So the day had arrived where I was able to move into the final phase of the metal art project. All the fabricating and painting had been completed and the time had come where all that was left was the install.
When I initially took on the project I did not anticipate the amount of work that would be required to actually get the structure hung on a wall. I, like usual, always underestimate the weight of my projects. My original plan was to simply bolt it up however the project morphed into something a bit more complicated. I needed to devise a plan to be able to build the sun on the ground and then hoist it up into place.
The plan started with coming up with a way to hoist the structure 10 feet up onto the wall. Since a crane was not in the budget I needed something that was safe, simply, and cheap. I decided to use leverage to my advantage and therefore coupled a 55 gallon plastic drum and a 10 foot section of 4” C-channel together to give me a point to hoist from.

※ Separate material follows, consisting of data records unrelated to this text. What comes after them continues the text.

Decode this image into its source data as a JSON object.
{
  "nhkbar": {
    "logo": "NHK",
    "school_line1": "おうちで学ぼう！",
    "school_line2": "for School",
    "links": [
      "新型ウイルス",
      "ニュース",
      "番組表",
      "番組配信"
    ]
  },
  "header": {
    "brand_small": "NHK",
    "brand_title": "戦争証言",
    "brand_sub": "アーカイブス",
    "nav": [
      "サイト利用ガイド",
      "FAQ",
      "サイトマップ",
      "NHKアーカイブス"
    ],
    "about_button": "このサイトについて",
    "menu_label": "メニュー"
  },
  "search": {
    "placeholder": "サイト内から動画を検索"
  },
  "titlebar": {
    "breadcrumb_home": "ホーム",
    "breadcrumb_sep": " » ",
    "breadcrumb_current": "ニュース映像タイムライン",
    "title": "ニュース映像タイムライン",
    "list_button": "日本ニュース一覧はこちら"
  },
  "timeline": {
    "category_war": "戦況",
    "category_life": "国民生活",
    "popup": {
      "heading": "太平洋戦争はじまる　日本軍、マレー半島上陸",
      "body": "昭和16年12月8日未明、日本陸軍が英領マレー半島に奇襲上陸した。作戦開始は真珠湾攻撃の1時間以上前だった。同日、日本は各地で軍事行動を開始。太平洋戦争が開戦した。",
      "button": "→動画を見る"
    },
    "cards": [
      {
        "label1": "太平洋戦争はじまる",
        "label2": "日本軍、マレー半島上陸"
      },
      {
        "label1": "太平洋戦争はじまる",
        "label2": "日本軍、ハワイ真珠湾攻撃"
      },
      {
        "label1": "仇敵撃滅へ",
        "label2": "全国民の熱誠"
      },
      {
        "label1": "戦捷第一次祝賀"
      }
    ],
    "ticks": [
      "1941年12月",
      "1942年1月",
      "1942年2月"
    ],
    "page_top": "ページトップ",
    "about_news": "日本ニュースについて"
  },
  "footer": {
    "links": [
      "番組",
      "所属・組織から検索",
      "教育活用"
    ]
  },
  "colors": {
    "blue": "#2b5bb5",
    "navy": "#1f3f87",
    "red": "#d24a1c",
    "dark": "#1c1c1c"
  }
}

As you can see from the pictures the C-channel was carried up onto the buildings roof and then lag bolted to a 9 foot 4×4 length of lumber. You can’t see the 4×4 since it is covered by the tarp. The tarp was there as a way to keep me dry in case of rain. Anyway…with the channel bolted to the 4×4 the 55 gallon drum was strapped to the opposite end of the channel and supported with 4 wheel chocks to ensure stability. The drum was then filled with water, approximately 350 pounds worth. Performing the simple leverage math the channel would provide approximately 1400lbs of lifting capacity…should be plenty. A chain hoist was then hooked onto the end of the channel and hung over the edge of the building to allow for rigging to the sun skeleton.
Next I built an unstable platform to allow me to build the sun structure without stepping all over the courtyard bushes and plants. With the skeleton hung, the platform built, and all the rays prepped it was a simple matter of starting to bolt the complete assembly together. 1 ray at a time the project started to take form. After an hour of work the unit was complete and the hoisting into place could begin.
The chain hoist and the support C-channel had no issues accomplishing the task. The metal structure needed about 5 feet of vertical lift in order to be able to perch itself in its final resting spot. With a bit of wrestling and grunting the structure finally got hooked into its wall support brackets. The entire ordeal took about 4 hours to accomplish, not including all the prep work and planning. My home brewed engineering looks to have worked out.
So for the first time I was able to stand back and see what I had accomplished over the past few months. I hadn’t yet to seen the structure as a whole since I never performed a test assembly before the install. I think the project turned out a success. I have a very hard time seeing it in its entirety and can’t help but see all the individual components that I spent many hours staring at in the garage. The response from the lady who contracted me to perform the work was very positive. I think she liked it and was happy. The project certainly took on a different direction then what was originally discussed however this was also to be expected.
In the end I am not sure metal art is one of my strong points. I learned lots throughout the entire process however I feel as though I struggled with much of the creativity. I was happy to be able to make use of my paint booth and enjoyed building the scroll bender and putting it to use. I am pleased to see this project come to a close and I am eager to move on. Next job on the list is to finish off my outdoor fireplace that has been in the making for 3 years.